The mitochondrion is an organelle that contains the enzymes responsible for aerobic cellular respiration. It consists of an outer membrane and an inner folded membrane. The individual folds of the inner membrane are known as cristae (figure 4.15a). Aerobic cellular respiration is the series of enzyme-controlled reactions involved in the release of energy from food molecules and requires the participation of oxygen molecules.


Some of the enzymes responsible for these reactions are dissolved in the fluid inside the mitochondrion and are made using DNA in the mitochondria (mDNA). Others are incorporated into the structure of the membranes and are arranged in an orderly sequence.

The number of mitochondria per cell varies from less than 10 to over 1,000 depending on the kind of cell. Cells involved in activities that require large amounts of energy, such as muscle cells, contain the most mitochondria. When cells are functioning aerobically, the mitochondria swell with activity. When this activity diminishes, though, they shrink and appear as threadlike structures. The details of the reactions involved in aerobic cellular respiration and their relationship to the structure of mitochondria will be discussed in chapter 6.



The chloroplast is a membranous saclike organelle responsible for the process of photosynthesis. Chloroplasts contain the green pigment, chlorophyll, and are found in cells of plants and other eukaryotic organisms that carry out photosynthesis. The cells of some organisms contain one large chloroplast; others contain hundreds of smaller chloroplasts. Photosynthesis is a metabolic process in which light energy is converted to chemical bond energy. Chemical-bond energy is found in food molecules.

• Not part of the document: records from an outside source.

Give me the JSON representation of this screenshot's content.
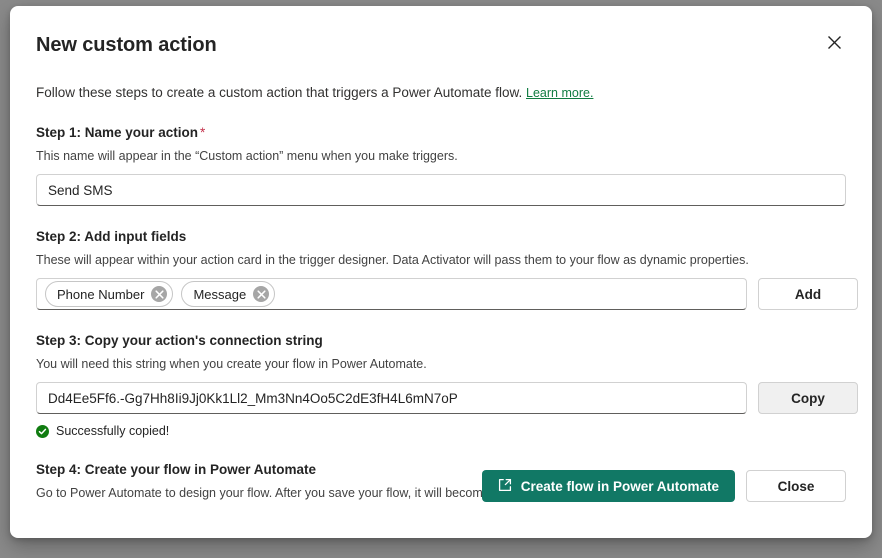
{
  "dialog": {
    "title": "New custom action",
    "close_icon": "close-icon",
    "intro": {
      "text": "Follow these steps to create a custom action that triggers a Power Automate flow.",
      "link_label": "Learn more.",
      "link_color": "#107c41"
    },
    "steps": [
      {
        "title": "Step 1: Name your action",
        "required_marker": "*",
        "description": "This name will appear in the “Custom action” menu when you make triggers.",
        "input_value": "Send SMS"
      },
      {
        "title": "Step 2: Add input fields",
        "description": "These will appear within your action card in the trigger designer. Data Activator will pass them to your flow as dynamic properties.",
        "chips": [
          {
            "label": "Phone Number",
            "remove_icon": "close-circle-icon"
          },
          {
            "label": "Message",
            "remove_icon": "close-circle-icon"
          }
        ],
        "button_label": "Add"
      },
      {
        "title": "Step 3: Copy your action's connection string",
        "description": "You will need this string when you create your flow in Power Automate.",
        "input_value": "Dd4Ee5Ff6.-Gg7Hh8Ii9Jj0Kk1Ll2_Mm3Nn4Oo5C2dE3fH4L6mN7oP",
        "button_label": "Copy",
        "status": {
          "icon": "success-check-icon",
          "text": "Successfully copied!",
          "color": "#107c10"
        }
      },
      {
        "title": "Step 4: Create your flow in Power Automate",
        "description": "Go to Power Automate to design your flow. After you save your flow, it will become available to use in Data Activator."
      }
    ],
    "footer": {
      "primary_label": "Create flow in Power Automate",
      "primary_icon": "open-in-new-window-icon",
      "primary_color": "#117865",
      "secondary_label": "Close"
    }
  }
}
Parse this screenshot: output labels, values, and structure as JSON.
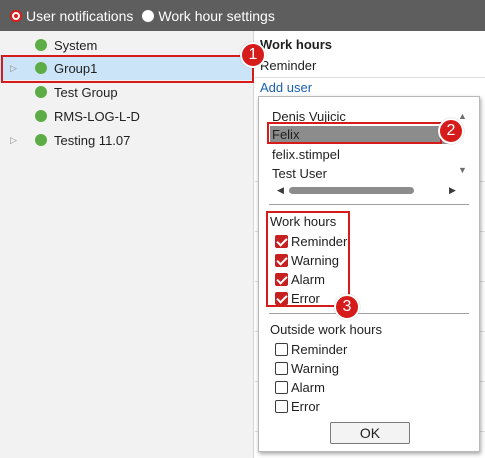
{
  "colors": {
    "topbar_bg": "#5e5e5e",
    "accent_red": "#d61b1b",
    "status_green": "#5cad45",
    "selected_row": "#cce4f7",
    "link_blue": "#1a5fb4"
  },
  "topbar": {
    "options": [
      {
        "label": "User notifications",
        "checked": true
      },
      {
        "label": "Work hour settings",
        "checked": false
      }
    ]
  },
  "tree": {
    "items": [
      {
        "label": "System",
        "expandable": false,
        "status": "green",
        "selected": false
      },
      {
        "label": "Group1",
        "expandable": true,
        "status": "green",
        "selected": true
      },
      {
        "label": "Test Group",
        "expandable": false,
        "status": "green",
        "selected": false
      },
      {
        "label": "RMS-LOG-L-D",
        "expandable": false,
        "status": "green",
        "selected": false
      },
      {
        "label": "Testing 11.07",
        "expandable": true,
        "status": "green",
        "selected": false
      }
    ]
  },
  "right_panel": {
    "heading": "Work hours",
    "reminder": "Reminder",
    "add_user": "Add user"
  },
  "popup": {
    "users": [
      "Denis Vujicic",
      "Felix",
      "felix.stimpel",
      "Test User"
    ],
    "highlighted_user": "Felix",
    "work_hours": {
      "title": "Work hours",
      "items": [
        {
          "label": "Reminder",
          "checked": true
        },
        {
          "label": "Warning",
          "checked": true
        },
        {
          "label": "Alarm",
          "checked": true
        },
        {
          "label": "Error",
          "checked": true
        }
      ]
    },
    "outside_work_hours": {
      "title": "Outside work hours",
      "items": [
        {
          "label": "Reminder",
          "checked": false
        },
        {
          "label": "Warning",
          "checked": false
        },
        {
          "label": "Alarm",
          "checked": false
        },
        {
          "label": "Error",
          "checked": false
        }
      ]
    },
    "ok_label": "OK"
  },
  "callouts": [
    "1",
    "2",
    "3"
  ]
}
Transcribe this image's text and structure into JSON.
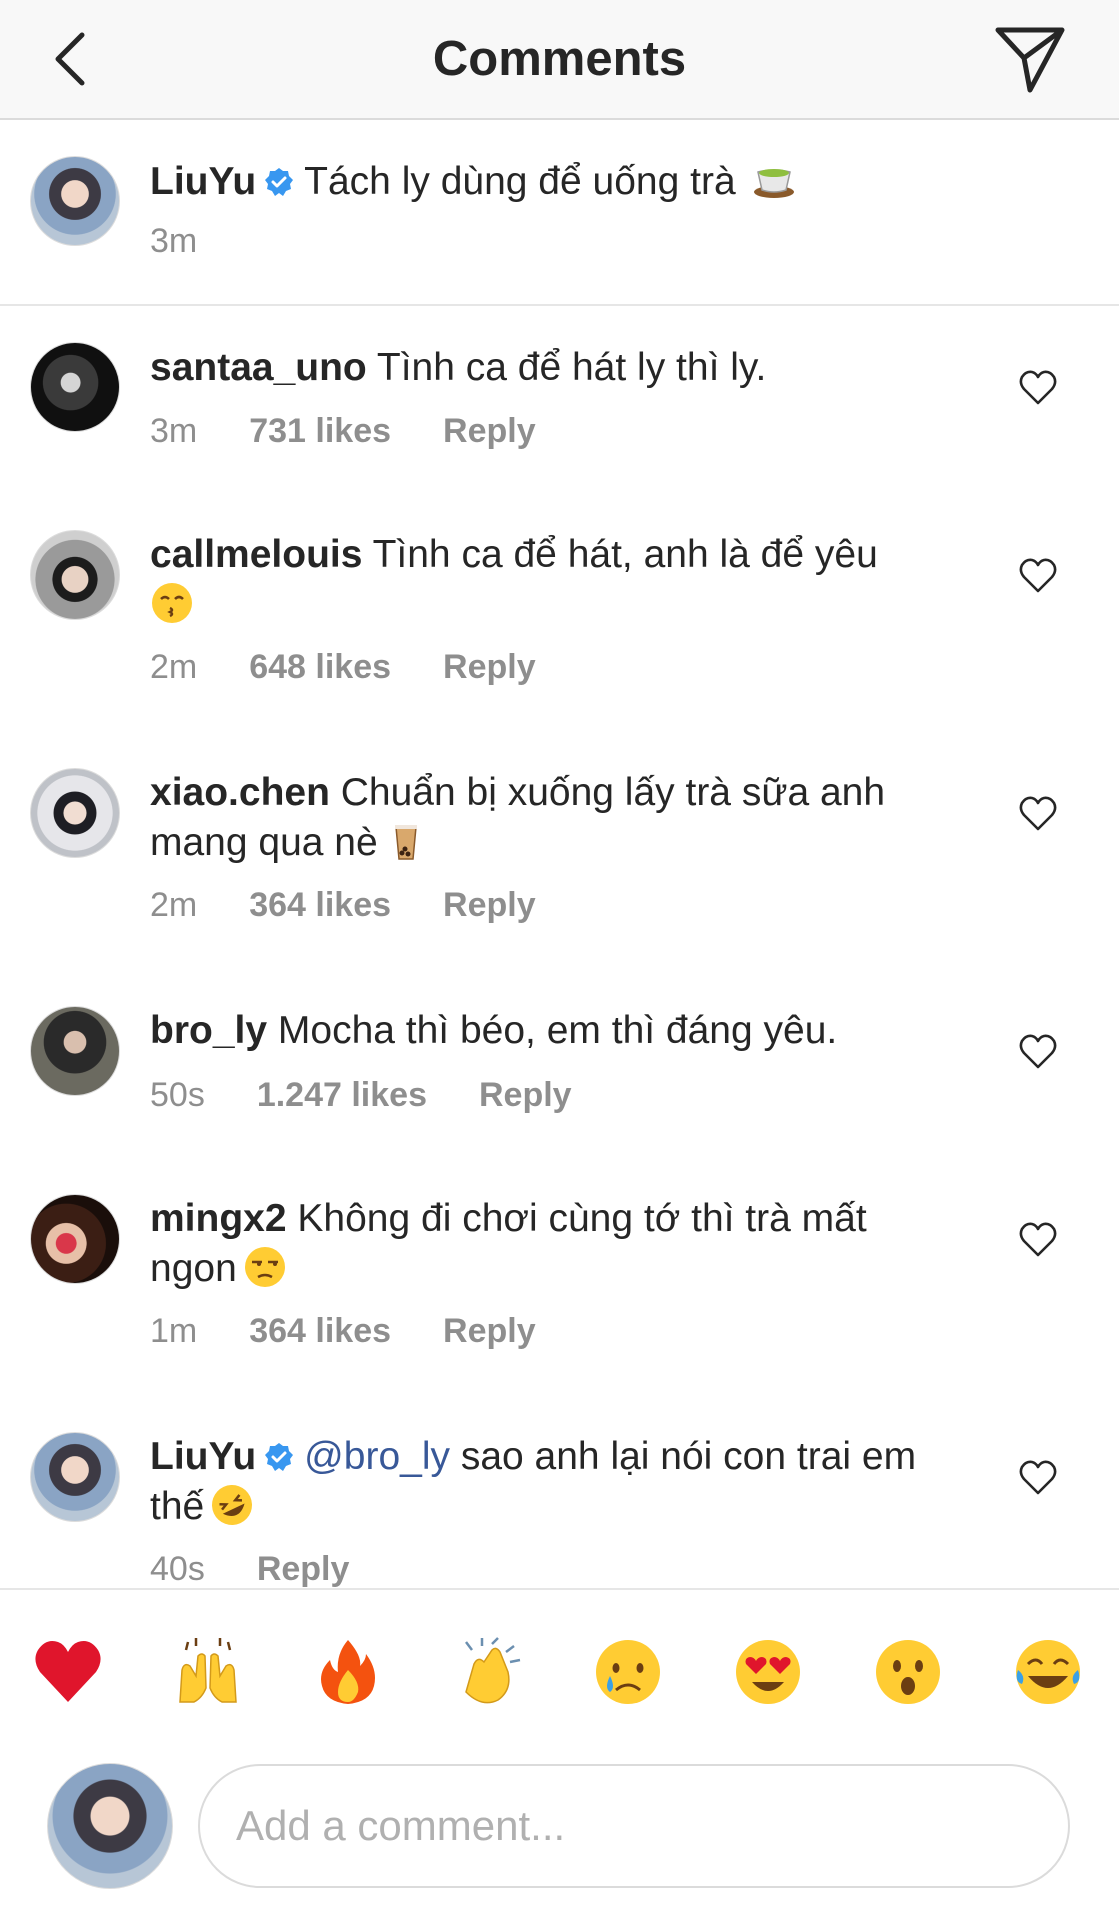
{
  "header": {
    "title": "Comments"
  },
  "caption": {
    "username": "LiuYu",
    "text": "Tách ly dùng để uống trà",
    "time": "3m"
  },
  "comments": [
    {
      "username": "santaa_uno",
      "text": "Tình ca để hát ly thì ly.",
      "time": "3m",
      "likes": "731 likes",
      "reply": "Reply"
    },
    {
      "username": "callmelouis",
      "text": "Tình ca để hát, anh là để yêu",
      "time": "2m",
      "likes": "648 likes",
      "reply": "Reply"
    },
    {
      "username": "xiao.chen",
      "text": "Chuẩn bị xuống lấy trà sữa anh mang qua nè",
      "time": "2m",
      "likes": "364 likes",
      "reply": "Reply"
    },
    {
      "username": "bro_ly",
      "text": "Mocha thì béo, em thì đáng yêu.",
      "time": "50s",
      "likes": "1.247 likes",
      "reply": "Reply"
    },
    {
      "username": "mingx2",
      "text": "Không đi chơi cùng tớ thì trà mất ngon",
      "time": "1m",
      "likes": "364 likes",
      "reply": "Reply"
    },
    {
      "username": "LiuYu",
      "mention": "@bro_ly",
      "text": "sao anh lại nói con trai em thế",
      "time": "40s",
      "reply": "Reply"
    }
  ],
  "quick_emojis": [
    "heart",
    "raising-hands",
    "fire",
    "clapping-hands",
    "crying-face",
    "heart-eyes",
    "surprised-face",
    "tears-of-joy"
  ],
  "composer": {
    "placeholder": "Add a comment..."
  },
  "colors": {
    "verified": "#3897f0",
    "mention": "#385898",
    "meta": "#8e8e8e",
    "text": "#262626"
  }
}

A study of the ultrastructure—that is, the structures seen with an electron microscope—of a chloroplast shows that the entire organelle is enclosed by a membrane. Inside are other membranes throughout the chloroplast, forming networks and structures of folded membrane. As shown in figure 4.15b, in some areas, these membranes are stacked up or folded back on themselves. Chlorophyll molecules are attached to these membranes and are called thylakoids. Thylakoids that are stacked on top of one another form the grana of the chloroplast. The space between the grana, which has no chlorophyll, is known as the stroma. The details of how photosynthesis occurs and how this process is associated with the structure of the chloroplast will be discussed in chapter 7.



FIGURE 4.15. Energy-Converting Organelles

(a) Mitochondria, with their inner folds called cristae, are the site of aerobic cellular respiration, where food energy is converted to usable cellular energy. (b) Chloroplasts, containing the pigment chlorophyll, are the site of photosynthesis. The chlorophyll, located in the grana, captures light energy, which is used to construct organic, sugarlike molecules in the stroma.



7. List the membranous organelles of a eukaryotic cell and describe the function of each.

8. Define the following terms: stroma, grana, cristae.

9. Describe the functions of the plasma membrane.